:: SUPPLIED ENTRIES ::
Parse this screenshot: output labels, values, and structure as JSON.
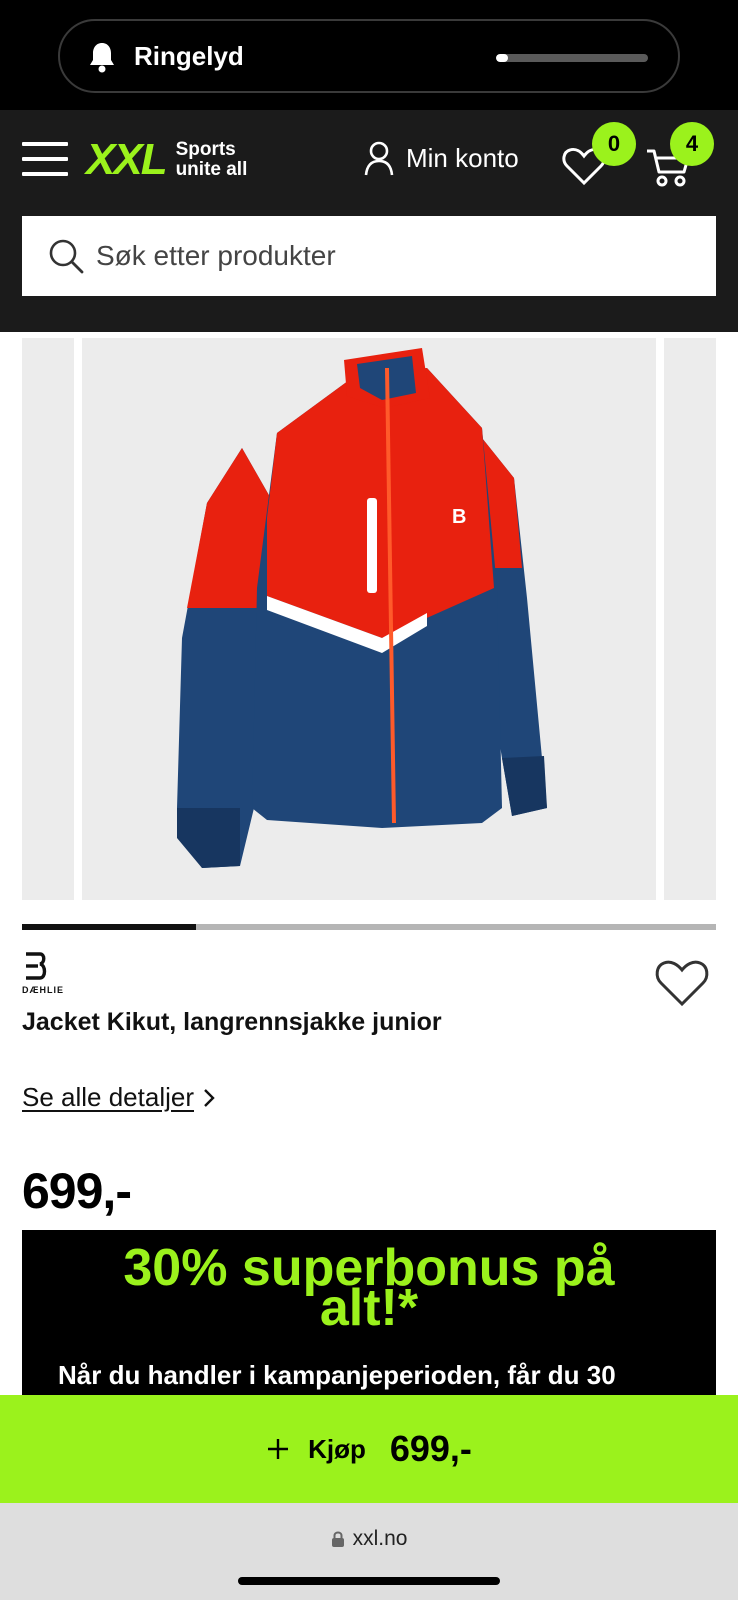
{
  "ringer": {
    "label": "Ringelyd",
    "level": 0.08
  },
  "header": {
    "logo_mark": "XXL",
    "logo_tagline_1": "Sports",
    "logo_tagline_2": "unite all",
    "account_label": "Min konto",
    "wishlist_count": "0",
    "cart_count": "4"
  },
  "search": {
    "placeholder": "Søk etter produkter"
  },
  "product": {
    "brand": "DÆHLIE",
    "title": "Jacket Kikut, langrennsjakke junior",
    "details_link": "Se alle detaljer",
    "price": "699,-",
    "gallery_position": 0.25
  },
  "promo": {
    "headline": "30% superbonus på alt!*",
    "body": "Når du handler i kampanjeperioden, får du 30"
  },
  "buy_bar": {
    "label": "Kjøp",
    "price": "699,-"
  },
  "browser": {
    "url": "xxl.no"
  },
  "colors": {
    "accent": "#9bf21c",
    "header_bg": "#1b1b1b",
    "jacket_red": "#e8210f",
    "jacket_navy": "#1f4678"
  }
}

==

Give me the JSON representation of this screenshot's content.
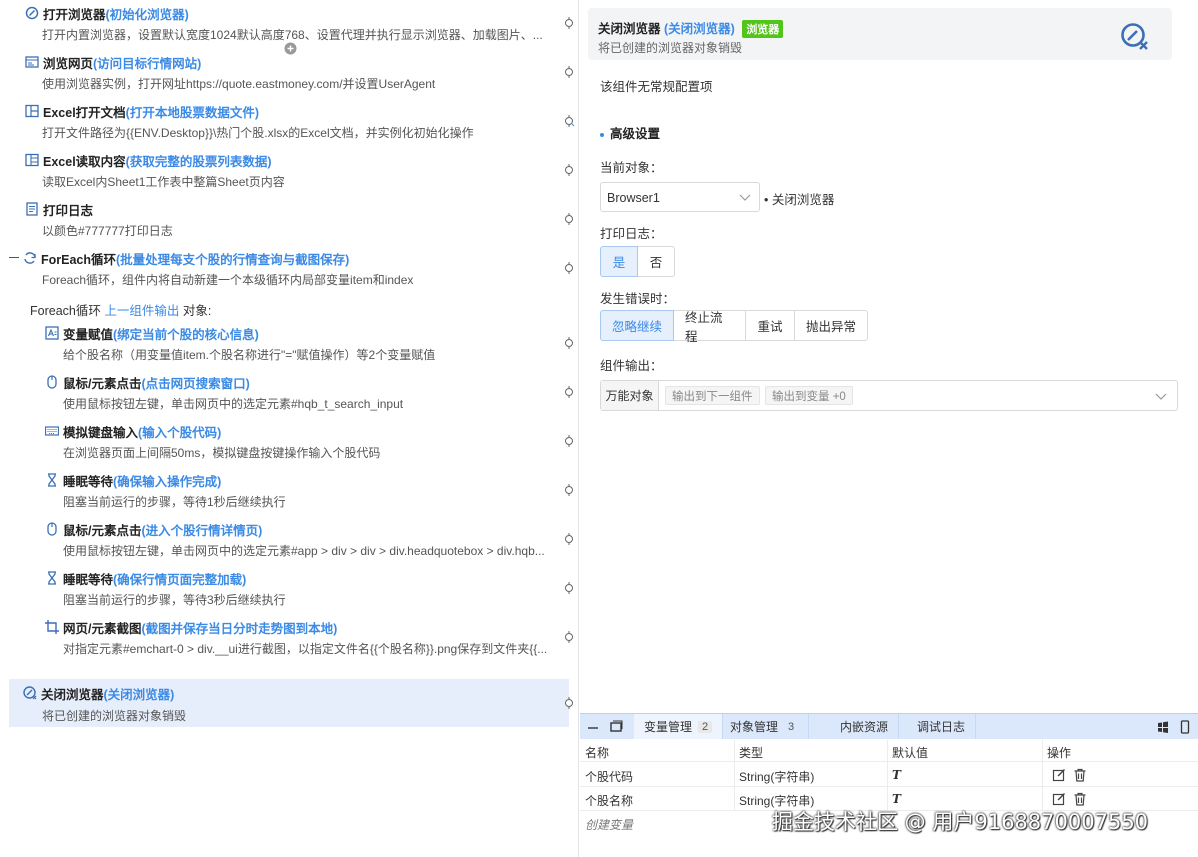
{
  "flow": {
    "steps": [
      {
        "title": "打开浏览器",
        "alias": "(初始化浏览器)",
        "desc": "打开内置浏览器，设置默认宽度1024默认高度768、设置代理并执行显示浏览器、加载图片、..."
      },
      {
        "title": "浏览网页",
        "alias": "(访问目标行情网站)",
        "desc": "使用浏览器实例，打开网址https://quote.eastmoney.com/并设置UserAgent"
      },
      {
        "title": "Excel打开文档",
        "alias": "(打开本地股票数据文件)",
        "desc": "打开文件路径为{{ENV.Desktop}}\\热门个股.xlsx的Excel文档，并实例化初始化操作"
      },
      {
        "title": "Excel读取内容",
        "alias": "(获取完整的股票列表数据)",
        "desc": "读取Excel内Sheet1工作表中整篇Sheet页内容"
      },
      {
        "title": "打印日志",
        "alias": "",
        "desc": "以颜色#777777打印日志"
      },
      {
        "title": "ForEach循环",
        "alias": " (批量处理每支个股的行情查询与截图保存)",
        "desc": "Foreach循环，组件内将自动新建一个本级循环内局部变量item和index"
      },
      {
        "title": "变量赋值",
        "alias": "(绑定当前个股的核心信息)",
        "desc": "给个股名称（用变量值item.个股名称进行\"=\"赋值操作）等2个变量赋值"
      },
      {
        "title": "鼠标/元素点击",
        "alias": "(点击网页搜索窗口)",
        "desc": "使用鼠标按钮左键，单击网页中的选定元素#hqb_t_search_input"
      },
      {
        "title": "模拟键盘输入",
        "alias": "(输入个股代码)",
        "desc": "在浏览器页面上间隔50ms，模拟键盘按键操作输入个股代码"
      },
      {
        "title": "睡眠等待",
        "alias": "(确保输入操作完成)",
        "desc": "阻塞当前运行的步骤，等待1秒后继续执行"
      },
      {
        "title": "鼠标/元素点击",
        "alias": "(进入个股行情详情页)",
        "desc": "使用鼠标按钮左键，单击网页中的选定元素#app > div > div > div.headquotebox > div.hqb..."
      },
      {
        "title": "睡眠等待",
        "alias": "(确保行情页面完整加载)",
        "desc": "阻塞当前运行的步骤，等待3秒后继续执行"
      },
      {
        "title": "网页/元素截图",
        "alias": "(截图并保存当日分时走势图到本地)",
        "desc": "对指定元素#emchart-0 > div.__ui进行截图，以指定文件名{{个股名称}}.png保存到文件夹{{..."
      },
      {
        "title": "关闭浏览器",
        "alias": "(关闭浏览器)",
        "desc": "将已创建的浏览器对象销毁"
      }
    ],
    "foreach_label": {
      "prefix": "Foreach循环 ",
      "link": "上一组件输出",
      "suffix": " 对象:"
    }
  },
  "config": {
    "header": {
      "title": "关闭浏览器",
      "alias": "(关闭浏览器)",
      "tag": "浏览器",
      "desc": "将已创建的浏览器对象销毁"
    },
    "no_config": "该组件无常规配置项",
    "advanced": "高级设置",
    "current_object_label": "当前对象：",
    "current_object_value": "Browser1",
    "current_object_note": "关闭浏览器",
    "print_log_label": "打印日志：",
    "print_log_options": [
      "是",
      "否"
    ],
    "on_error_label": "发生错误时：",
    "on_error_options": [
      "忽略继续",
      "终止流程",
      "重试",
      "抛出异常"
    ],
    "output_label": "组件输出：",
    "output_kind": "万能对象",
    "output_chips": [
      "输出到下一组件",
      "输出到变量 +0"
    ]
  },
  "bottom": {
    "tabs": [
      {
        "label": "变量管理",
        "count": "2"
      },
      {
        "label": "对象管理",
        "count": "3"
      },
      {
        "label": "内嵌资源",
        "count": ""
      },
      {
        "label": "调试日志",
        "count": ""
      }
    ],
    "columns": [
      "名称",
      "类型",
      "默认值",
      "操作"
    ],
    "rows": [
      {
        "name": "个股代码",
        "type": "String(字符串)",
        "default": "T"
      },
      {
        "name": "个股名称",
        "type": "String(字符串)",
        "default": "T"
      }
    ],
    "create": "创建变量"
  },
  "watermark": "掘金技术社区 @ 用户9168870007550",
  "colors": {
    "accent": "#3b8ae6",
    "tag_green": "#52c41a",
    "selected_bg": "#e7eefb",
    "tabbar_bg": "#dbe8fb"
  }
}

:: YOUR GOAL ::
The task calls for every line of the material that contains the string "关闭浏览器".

:: TASK ANSWER ::
        "title": "关闭浏览器",
        "alias": "(关闭浏览器)",
      "title": "关闭浏览器",
      "alias": "(关闭浏览器)",
    "current_object_note": "关闭浏览器",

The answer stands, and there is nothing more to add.